Images of light illuminating darkness can help us to reflect on God’s mercy and forgiveness. Confident in Jesus’ promise of salvation, we confess our sins to God in the Sacrament of Penance and Reconciliation and experience the joy of God’s forgiveness.

Materials Needed

  • None

Preparation for Sunday Scripture Readings

  1. Ask the young people to identify a number of ways that the darkness of night might be illuminated so that we can see our way, for example, porch lights, street lights, lighted signs, headlights on cars, flashlights when camping, a bright moon.

  2. Observe that very young children are sometimes afraid of the dark and ask the young people to suggest why this might be. (Accept all reasonable answers. If necessary, propose the explanation that things look differently in the dark; even familiar objects can appear frightening.) Ask the young people to describe experiences that illustrate how we perceive things differently in the dark.

  3. Say: Images of darkness and light are used in this Sunday’s Gospel to help us reflect on the forgiveness of sins we receive through Christ Jesus. Let’s listen carefully as this Gospel is read.

  4. Invite one or more volunteers to read aloud this Sunday’s Gospel, John 3:14–21.

  5. Ask: What does this Gospel reading tell us about why Jesus came into the world? (to save the world) How does Jesus do this? (through his death and Resurrection, by exposing and then forgiving our sins)

  6. Say: Because Jesus died for our salvation, we do not hide our sins from God. Instead, in the Sacrament of Penance and Reconciliation, we confess our sins to God, confident that God forgives us.

  7. Say: During Lent, many people take the opportunity to celebrate the Sacrament of Penance and  Reconciliation so that they can experience the joy of God’s forgiveness. Let the young people know what opportunities are available for celebrating the Sacrament of Penance and Reconciliation during Lent.

  8. Conclude in prayer together, thanking God for his mercy and forgiveness. Allow some time for quiet reflection. Then pray together the Act of Contrition.


Gospel Reading
John 3:14-21
Jesus tells Nicodemus that the Son of Man will be raised up so that those who believe in him will have eternal life.


Family Connection
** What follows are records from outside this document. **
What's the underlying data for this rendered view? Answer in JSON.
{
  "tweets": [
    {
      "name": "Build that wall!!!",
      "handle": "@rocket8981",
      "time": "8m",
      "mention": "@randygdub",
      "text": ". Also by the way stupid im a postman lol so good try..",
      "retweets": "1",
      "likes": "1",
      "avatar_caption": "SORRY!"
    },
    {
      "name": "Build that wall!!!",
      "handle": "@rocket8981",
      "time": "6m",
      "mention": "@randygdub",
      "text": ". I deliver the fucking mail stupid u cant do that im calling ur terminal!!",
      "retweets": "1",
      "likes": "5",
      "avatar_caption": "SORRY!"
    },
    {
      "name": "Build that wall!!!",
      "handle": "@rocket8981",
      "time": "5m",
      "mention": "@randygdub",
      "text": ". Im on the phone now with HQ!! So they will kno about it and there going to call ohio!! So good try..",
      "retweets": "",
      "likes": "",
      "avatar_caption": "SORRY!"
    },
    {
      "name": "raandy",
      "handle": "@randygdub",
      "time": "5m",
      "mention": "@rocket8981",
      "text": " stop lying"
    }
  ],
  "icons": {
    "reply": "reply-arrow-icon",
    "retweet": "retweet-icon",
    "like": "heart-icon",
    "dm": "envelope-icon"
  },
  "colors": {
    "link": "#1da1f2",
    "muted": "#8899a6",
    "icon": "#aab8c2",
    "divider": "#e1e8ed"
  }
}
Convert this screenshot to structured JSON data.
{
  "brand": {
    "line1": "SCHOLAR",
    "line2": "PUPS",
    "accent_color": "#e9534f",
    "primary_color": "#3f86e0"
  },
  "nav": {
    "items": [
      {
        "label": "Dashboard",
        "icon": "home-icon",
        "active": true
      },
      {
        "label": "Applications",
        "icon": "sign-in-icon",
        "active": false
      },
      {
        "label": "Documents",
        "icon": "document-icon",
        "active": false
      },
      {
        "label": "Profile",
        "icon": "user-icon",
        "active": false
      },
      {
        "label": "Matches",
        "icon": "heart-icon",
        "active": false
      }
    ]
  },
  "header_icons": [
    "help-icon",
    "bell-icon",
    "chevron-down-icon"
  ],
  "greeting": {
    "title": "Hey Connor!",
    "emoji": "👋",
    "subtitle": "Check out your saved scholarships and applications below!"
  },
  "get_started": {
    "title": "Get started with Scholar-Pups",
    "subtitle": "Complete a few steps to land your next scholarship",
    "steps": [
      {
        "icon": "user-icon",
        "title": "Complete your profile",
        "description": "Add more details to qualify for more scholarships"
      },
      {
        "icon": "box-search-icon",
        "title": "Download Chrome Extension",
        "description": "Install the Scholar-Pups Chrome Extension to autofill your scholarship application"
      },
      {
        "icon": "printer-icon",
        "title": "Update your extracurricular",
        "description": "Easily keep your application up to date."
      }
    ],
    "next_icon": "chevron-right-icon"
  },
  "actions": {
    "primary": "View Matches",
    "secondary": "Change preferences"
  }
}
Parents whose children are afraid of the dark are struck by John’s observation that darkness is preferred to light. Perhaps this is as it should be. God made us to live in the light of his love. But this original friendship with God was corrupted by sin. Our sin causes us to shy away from Christ, the light that has come into the world. During the season of Lent, we try to fight this tendency by remembering God’s great mercy and the salvation that we have received through Jesus. We do not fear confessing our sins, knowing that God forgives us, and so, during Lent, we seek out opportunities to celebrate the Sacrament of Reconciliation.

After your family gathers, sit for a time in darkness, then light a candle. Invite people to talk about what it felt like to be in the darkness and to compare that to their feelings when the candle was lit. What are we able to see by the limited glow of the candlelight that we couldn’t see when we were sitting in darkness? Read today’s Gospel, John 3:14-21. John’s Gospel teaches us that Jesus was the light that came into the world. In this light we know ourselves to be sinners, but we are not condemned. Instead we have been saved because we have been forgiven through Jesus’ sacrifice on the cross. Conclude in prayer together, thanking God for the great gift of forgiveness we have received through Jesus. Pray together the Act of Contrition.